- Grimes HG, Brooks MH. Pregnancy in Sheehan’s syndrome: report of a case and review. Obstetric and Gynecological Survey  35: 481-486.
- Schneider HJ, Aimaretti G, Kreischmann-Andermahr I et al. Hypopituitarism. Seminar. The Lancet  369:1461-1470.
- Curran AJ, Peacey SR and Shalet SM. Is maternal growth hormone essential for a normal pregnancy? European Journal Of Endocrinology 139:54-58.
- Brackenbridge AL; Breen L and Russell-Jones D. Growth hormone deficiency and pregnancy. British Endocrine Societies Joint Meeting. Glasgow, UK. 24th March 2003-26th March, 2003. Endocrine Abstracts 5: P55.
- Ball S. Diabetes insipidus. Medicine: the continuously updated review of clinical medicine  33(11) 18-19.
- Iwasaki Y, Oiso Y, Kondo K et al. Aggravation of subclinical diabetes insipidus during pregnancy. New England Journal of Medicine  324(8) 522-526.
- Kumar A, Thirumalavan VS and Kumari V. Diabetes insipidus in pregnancy. Case report. Hospital Physician  47-49.

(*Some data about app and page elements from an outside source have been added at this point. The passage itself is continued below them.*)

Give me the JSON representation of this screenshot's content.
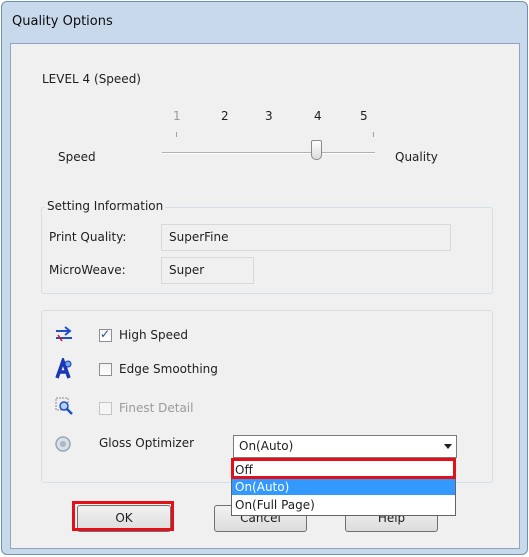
{
  "window": {
    "title": "Quality Options"
  },
  "level": {
    "label": "LEVEL 4 (Speed)"
  },
  "slider": {
    "ticks": [
      "1",
      "2",
      "3",
      "4",
      "5"
    ],
    "value": 4,
    "min_label": "Speed",
    "max_label": "Quality"
  },
  "setting_info": {
    "legend": "Setting Information",
    "print_quality_label": "Print Quality:",
    "print_quality_value": "SuperFine",
    "microweave_label": "MicroWeave:",
    "microweave_value": "Super"
  },
  "options": {
    "high_speed": {
      "label": "High Speed",
      "checked": true
    },
    "edge_smoothing": {
      "label": "Edge Smoothing",
      "checked": false
    },
    "finest_detail": {
      "label": "Finest Detail",
      "checked": false,
      "enabled": false
    },
    "gloss_optimizer": {
      "label": "Gloss Optimizer",
      "selected": "On(Auto)",
      "dropdown_items": [
        "Off",
        "On(Auto)",
        "On(Full Page)"
      ],
      "highlighted_item": "On(Auto)"
    }
  },
  "buttons": {
    "ok": "OK",
    "cancel": "Cancel",
    "help": "Help"
  },
  "colors": {
    "highlight_frame": "#e3101a",
    "selection": "#3399ff"
  }
}
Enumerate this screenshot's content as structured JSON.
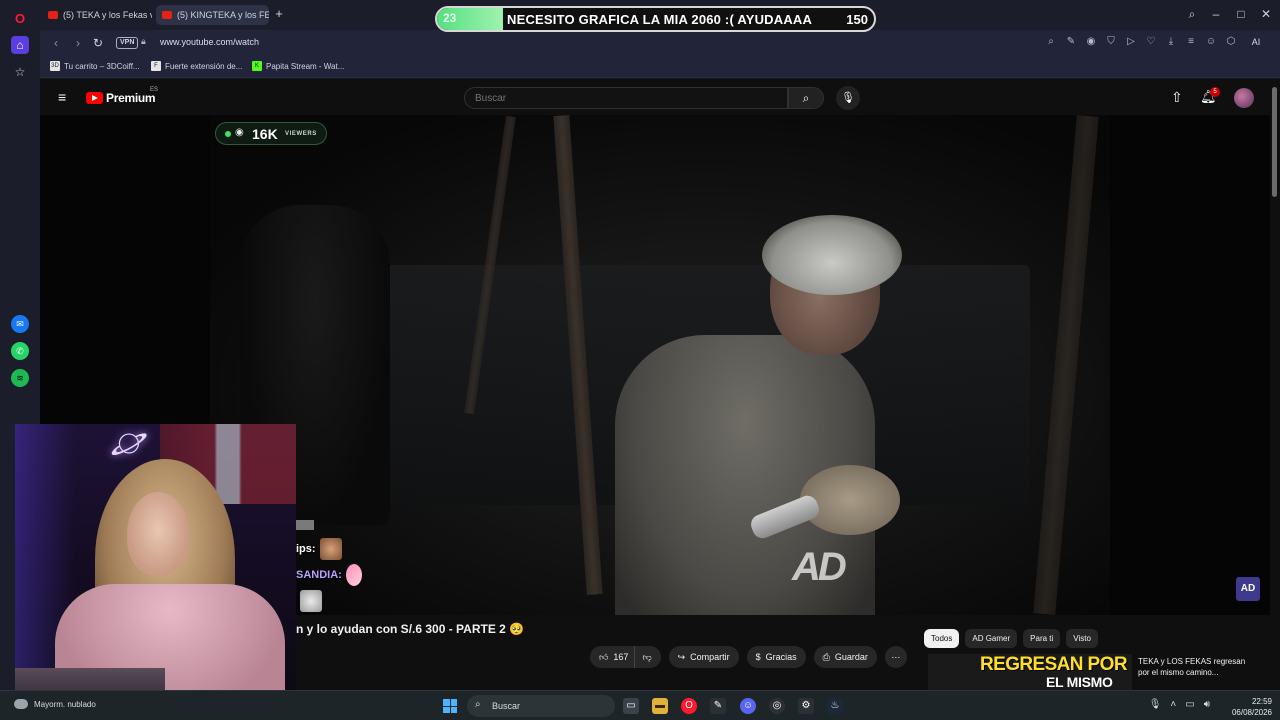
{
  "browser": {
    "tabs": [
      {
        "label": "(5) TEKA y los Fekas van p",
        "active": false
      },
      {
        "label": "(5) KINGTEKA y los FE",
        "active": true
      }
    ],
    "url": "www.youtube.com/watch",
    "vpn_label": "VPN",
    "ai_label": "AI",
    "bookmarks": [
      {
        "label": "Tu carrito – 3DCoiff...",
        "icon": "3D"
      },
      {
        "label": "Fuerte extensión de...",
        "icon": "F"
      },
      {
        "label": "Papita Stream - Wat...",
        "icon": "K"
      }
    ]
  },
  "alert": {
    "count": "23",
    "text": "NECESITO GRAFICA LA MIA 2060 :( AYUDAAAA",
    "goal": "150",
    "progress_percent": 15
  },
  "youtube": {
    "logo_text": "Premium",
    "country": "ES",
    "search_placeholder": "Buscar",
    "notifications_count": "5",
    "video": {
      "title": "n y lo ayudan con S/.6 300 - PARTE 2 🥺",
      "watermark": "AD",
      "channel_badge": "AD",
      "likes": "167",
      "share_label": "Compartir",
      "thanks_label": "Gracias",
      "save_label": "Guardar"
    },
    "chips": [
      "Todos",
      "AD Gamer",
      "Para ti",
      "Visto"
    ],
    "recommended": {
      "thumb_line1": "REGRESAN POR",
      "thumb_line2": "EL MISMO",
      "title": "TEKA y LOS FEKAS regresan por el mismo camino..."
    }
  },
  "stream_overlay": {
    "viewers_count": "16K",
    "viewers_label": "VIEWERS",
    "chat": [
      {
        "user": "ips:",
        "has_emote": true
      },
      {
        "user": "SANDIA:",
        "has_emote": true
      },
      {
        "user": "",
        "has_emote": true
      }
    ]
  },
  "taskbar": {
    "weather": "Mayorm. nublado",
    "search_label": "Buscar",
    "time": "22:59",
    "date": "06/08/2026"
  },
  "colors": {
    "youtube_red": "#ff0000",
    "alert_green": "#55e07f",
    "accent_purple": "#5a3ee0"
  }
}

- Shehata H, Ahmed K. Other endocrine disorders in pregnancy. Current Obstetrics & Gynaecology  14: 387-394.